*WORK TO BE COMPLETED*.
Set down the records below in full, exactly as they read.

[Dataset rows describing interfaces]
····················
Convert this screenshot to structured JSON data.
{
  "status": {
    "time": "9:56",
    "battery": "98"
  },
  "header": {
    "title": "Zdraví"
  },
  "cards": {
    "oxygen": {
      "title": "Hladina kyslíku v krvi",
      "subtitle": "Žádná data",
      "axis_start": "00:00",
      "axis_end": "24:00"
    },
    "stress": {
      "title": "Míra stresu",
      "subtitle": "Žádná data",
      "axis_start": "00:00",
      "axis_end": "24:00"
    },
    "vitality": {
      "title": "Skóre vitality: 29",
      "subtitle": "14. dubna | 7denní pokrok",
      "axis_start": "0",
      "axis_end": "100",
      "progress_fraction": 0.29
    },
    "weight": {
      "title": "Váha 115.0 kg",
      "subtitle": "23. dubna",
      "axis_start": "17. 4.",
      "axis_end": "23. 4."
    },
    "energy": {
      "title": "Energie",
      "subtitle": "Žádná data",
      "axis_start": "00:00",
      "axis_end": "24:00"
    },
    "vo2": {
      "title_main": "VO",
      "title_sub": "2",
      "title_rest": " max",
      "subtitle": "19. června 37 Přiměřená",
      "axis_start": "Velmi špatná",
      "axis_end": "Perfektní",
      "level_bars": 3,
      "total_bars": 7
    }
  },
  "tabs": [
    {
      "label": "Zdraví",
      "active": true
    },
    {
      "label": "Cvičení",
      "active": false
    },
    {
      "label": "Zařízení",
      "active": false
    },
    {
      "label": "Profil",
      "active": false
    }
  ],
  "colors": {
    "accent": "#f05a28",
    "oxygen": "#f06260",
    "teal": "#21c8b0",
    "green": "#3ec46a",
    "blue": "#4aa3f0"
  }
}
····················
*COMPLETED EXERCISE*.
Convert this screenshot to structured JSON data.
{
  "status": {
    "time": "9:56",
    "battery": "98"
  },
  "header": {
    "title": "Zdraví"
  },
  "cards": {
    "oxygen": {
      "title": "Hladina kyslíku v krvi",
      "subtitle": "Žádná data",
      "axis_start": "00:00",
      "axis_end": "24:00"
    },
    "stress": {
      "title": "Míra stresu",
      "subtitle": "Žádná data",
      "axis_start": "00:00",
      "axis_end": "24:00"
    },
    "vitality": {
      "title": "Skóre vitality: 29",
      "subtitle": "14. dubna | 7denní pokrok",
      "axis_start": "0",
      "axis_end": "100",
      "progress_fraction": 0.29
    },
    "weight": {
      "title": "Váha 115.0 kg",
      "subtitle": "23. dubna",
      "axis_start": "17. 4.",
      "axis_end": "23. 4."
    },
    "energy": {
      "title": "Energie",
      "subtitle": "Žádná data",
      "axis_start": "00:00",
      "axis_end": "24:00"
    },
    "vo2": {
      "title_main": "VO",
      "title_sub": "2",
      "title_rest": " max",
      "subtitle": "19. června 37 Přiměřená",
      "axis_start": "Velmi špatná",
      "axis_end": "Perfektní",
      "level_bars": 3,
      "total_bars": 7
    }
  },
  "tabs": [
    {
      "label": "Zdraví",
      "active": true
    },
    {
      "label": "Cvičení",
      "active": false
    },
    {
      "label": "Zařízení",
      "active": false
    },
    {
      "label": "Profil",
      "active": false
    }
  ],
  "colors": {
    "accent": "#f05a28",
    "oxygen": "#f06260",
    "teal": "#21c8b0",
    "green": "#3ec46a",
    "blue": "#4aa3f0"
  }
}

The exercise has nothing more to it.